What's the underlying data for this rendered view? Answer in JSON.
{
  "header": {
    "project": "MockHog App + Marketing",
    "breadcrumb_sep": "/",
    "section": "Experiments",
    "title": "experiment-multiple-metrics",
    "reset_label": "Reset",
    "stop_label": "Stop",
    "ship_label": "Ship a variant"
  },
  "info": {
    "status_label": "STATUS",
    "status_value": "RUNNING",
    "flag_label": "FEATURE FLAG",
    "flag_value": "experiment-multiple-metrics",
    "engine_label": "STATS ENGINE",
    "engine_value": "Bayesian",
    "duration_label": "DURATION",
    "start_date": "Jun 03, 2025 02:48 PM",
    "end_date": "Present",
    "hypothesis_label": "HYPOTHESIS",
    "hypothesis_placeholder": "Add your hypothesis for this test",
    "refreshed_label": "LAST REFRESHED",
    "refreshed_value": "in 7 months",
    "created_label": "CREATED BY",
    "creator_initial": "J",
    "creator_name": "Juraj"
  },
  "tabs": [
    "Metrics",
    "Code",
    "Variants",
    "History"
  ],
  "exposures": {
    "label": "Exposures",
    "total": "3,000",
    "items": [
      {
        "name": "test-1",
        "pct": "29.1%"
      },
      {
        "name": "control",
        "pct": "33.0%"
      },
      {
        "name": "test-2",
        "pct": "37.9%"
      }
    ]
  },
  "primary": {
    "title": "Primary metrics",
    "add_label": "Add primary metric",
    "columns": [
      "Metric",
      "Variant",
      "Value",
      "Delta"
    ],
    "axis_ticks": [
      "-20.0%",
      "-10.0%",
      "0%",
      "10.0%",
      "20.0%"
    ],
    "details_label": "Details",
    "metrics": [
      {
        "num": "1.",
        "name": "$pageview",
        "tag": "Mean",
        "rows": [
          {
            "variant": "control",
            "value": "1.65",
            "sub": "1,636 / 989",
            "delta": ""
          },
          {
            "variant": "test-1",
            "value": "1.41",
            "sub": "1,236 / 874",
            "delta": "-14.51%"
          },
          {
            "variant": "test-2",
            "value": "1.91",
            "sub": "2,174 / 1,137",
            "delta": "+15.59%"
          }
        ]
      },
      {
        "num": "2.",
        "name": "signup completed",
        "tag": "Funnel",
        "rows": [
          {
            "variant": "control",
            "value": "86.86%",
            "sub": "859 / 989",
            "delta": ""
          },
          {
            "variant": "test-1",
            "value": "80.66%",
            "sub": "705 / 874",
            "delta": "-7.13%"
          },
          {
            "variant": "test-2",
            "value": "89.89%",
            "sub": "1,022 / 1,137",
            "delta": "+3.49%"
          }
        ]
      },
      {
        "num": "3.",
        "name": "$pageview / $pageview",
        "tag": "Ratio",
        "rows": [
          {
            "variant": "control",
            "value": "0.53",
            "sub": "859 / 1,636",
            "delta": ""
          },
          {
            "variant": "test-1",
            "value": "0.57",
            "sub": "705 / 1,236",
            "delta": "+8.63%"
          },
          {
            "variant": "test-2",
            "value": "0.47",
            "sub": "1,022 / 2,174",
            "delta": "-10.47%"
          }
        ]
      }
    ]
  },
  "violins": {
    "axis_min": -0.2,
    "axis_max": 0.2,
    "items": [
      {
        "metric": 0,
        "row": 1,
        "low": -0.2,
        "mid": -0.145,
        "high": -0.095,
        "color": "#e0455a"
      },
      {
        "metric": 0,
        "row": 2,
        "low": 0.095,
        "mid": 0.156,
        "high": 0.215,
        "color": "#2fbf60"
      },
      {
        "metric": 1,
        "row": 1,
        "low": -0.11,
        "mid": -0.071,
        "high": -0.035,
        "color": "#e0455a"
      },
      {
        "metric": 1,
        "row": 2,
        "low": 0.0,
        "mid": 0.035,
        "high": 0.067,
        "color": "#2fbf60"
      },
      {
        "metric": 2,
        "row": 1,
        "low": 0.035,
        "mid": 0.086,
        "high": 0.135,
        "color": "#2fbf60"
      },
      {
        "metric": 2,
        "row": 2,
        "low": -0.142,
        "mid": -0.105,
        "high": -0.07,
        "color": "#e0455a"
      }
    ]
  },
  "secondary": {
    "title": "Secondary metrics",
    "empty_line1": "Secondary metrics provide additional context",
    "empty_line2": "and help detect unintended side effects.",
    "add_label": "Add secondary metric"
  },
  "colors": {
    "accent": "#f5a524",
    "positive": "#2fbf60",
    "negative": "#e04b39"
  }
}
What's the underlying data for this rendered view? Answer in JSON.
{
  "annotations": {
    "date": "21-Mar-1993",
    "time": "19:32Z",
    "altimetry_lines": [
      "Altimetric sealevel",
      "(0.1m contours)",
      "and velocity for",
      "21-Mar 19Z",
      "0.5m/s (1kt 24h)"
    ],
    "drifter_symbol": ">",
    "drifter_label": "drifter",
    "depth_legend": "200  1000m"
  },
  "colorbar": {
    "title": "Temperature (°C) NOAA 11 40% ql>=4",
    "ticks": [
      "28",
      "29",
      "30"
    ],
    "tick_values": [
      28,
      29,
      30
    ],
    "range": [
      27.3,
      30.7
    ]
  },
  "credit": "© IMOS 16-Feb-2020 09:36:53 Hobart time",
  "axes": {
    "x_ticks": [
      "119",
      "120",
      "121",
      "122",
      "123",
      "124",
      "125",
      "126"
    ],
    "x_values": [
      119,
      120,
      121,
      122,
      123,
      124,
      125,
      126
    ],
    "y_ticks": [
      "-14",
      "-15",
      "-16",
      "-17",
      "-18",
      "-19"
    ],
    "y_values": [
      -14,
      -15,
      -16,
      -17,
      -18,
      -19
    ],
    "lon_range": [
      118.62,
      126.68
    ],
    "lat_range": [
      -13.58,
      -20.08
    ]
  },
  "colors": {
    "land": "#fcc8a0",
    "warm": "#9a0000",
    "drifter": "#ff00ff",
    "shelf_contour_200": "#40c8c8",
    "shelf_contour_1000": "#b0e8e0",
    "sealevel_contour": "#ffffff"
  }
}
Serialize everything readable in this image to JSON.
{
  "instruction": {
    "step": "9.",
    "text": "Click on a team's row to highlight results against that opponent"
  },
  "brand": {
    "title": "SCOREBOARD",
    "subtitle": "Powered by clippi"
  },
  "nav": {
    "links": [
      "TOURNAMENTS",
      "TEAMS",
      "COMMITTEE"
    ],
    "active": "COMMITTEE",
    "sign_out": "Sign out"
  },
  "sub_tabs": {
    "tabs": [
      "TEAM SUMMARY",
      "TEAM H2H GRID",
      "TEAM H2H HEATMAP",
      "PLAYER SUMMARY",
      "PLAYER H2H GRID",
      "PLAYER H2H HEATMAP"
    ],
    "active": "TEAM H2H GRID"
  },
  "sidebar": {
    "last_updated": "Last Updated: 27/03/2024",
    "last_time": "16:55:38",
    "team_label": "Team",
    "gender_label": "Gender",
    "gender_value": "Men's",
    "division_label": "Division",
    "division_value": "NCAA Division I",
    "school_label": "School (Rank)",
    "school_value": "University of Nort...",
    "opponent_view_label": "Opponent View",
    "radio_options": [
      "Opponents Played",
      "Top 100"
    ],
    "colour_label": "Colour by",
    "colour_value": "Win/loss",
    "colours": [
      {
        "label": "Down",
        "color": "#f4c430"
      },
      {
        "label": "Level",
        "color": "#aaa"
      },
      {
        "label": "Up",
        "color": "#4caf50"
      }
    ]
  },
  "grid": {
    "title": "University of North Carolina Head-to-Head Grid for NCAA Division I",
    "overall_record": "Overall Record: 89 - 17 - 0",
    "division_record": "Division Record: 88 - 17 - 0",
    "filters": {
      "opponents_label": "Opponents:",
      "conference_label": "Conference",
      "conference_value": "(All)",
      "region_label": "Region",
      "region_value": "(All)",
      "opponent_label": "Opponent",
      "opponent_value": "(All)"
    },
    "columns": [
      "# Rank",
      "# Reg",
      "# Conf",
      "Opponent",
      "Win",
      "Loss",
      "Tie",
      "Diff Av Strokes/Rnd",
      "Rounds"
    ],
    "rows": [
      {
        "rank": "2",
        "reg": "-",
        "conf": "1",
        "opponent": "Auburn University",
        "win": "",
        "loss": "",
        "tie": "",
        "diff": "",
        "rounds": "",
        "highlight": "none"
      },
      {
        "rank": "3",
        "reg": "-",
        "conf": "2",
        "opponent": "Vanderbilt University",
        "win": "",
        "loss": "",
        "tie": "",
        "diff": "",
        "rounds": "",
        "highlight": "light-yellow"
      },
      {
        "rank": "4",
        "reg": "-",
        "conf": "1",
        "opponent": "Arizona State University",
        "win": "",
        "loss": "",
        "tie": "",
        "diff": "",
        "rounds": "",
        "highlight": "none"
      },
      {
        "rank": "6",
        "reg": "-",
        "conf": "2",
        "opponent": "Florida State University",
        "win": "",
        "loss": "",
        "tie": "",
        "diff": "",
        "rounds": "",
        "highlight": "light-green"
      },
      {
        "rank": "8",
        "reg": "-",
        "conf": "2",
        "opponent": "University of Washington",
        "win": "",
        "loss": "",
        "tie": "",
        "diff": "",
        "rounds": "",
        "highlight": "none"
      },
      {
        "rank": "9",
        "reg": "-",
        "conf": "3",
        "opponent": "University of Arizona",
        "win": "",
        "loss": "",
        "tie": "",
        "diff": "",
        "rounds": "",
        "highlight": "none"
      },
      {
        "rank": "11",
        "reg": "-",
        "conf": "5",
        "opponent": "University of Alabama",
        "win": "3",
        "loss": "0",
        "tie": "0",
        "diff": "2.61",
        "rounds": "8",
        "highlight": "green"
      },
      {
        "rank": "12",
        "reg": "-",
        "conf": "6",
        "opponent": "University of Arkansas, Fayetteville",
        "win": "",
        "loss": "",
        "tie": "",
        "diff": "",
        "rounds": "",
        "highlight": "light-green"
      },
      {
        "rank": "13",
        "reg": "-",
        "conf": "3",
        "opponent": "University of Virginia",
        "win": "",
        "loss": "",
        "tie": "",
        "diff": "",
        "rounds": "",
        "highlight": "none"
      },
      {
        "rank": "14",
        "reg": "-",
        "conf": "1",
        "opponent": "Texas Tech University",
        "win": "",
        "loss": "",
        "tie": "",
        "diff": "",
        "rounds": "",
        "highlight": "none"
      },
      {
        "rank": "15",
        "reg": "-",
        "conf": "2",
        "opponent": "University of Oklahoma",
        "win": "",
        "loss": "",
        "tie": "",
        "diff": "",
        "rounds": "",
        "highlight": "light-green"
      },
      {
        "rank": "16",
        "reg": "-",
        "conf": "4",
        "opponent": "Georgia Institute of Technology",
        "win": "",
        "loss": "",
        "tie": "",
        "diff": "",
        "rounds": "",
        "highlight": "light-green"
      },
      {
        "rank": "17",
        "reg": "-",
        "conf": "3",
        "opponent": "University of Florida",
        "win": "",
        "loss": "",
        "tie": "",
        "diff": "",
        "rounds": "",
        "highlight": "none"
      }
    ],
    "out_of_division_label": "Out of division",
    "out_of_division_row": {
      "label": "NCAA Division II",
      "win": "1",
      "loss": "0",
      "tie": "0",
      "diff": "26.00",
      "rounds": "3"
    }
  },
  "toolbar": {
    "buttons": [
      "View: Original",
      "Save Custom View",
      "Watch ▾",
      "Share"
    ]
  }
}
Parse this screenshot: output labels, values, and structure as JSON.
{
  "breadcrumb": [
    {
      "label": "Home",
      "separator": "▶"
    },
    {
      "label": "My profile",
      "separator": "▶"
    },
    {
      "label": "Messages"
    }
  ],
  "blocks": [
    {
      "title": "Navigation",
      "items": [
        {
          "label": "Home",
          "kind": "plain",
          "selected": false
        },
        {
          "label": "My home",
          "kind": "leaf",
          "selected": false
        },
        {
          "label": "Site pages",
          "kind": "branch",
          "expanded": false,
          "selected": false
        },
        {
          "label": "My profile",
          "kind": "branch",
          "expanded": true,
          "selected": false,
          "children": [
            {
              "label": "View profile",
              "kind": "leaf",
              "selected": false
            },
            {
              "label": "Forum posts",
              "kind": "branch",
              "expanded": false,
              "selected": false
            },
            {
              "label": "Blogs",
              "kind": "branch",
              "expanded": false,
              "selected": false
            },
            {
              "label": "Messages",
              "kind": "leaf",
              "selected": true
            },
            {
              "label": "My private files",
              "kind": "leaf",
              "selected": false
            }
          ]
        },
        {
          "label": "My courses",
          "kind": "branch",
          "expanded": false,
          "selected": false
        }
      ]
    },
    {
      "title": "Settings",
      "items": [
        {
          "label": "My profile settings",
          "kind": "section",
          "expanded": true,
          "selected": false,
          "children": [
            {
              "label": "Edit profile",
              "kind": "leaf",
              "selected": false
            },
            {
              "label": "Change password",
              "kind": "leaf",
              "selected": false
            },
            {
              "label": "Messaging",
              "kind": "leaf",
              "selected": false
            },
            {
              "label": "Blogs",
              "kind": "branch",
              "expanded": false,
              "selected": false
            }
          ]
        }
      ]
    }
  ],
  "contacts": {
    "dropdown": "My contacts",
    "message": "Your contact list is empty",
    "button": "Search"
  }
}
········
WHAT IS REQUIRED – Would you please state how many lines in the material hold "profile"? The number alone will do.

REPLY TO THE EXERCISE – 5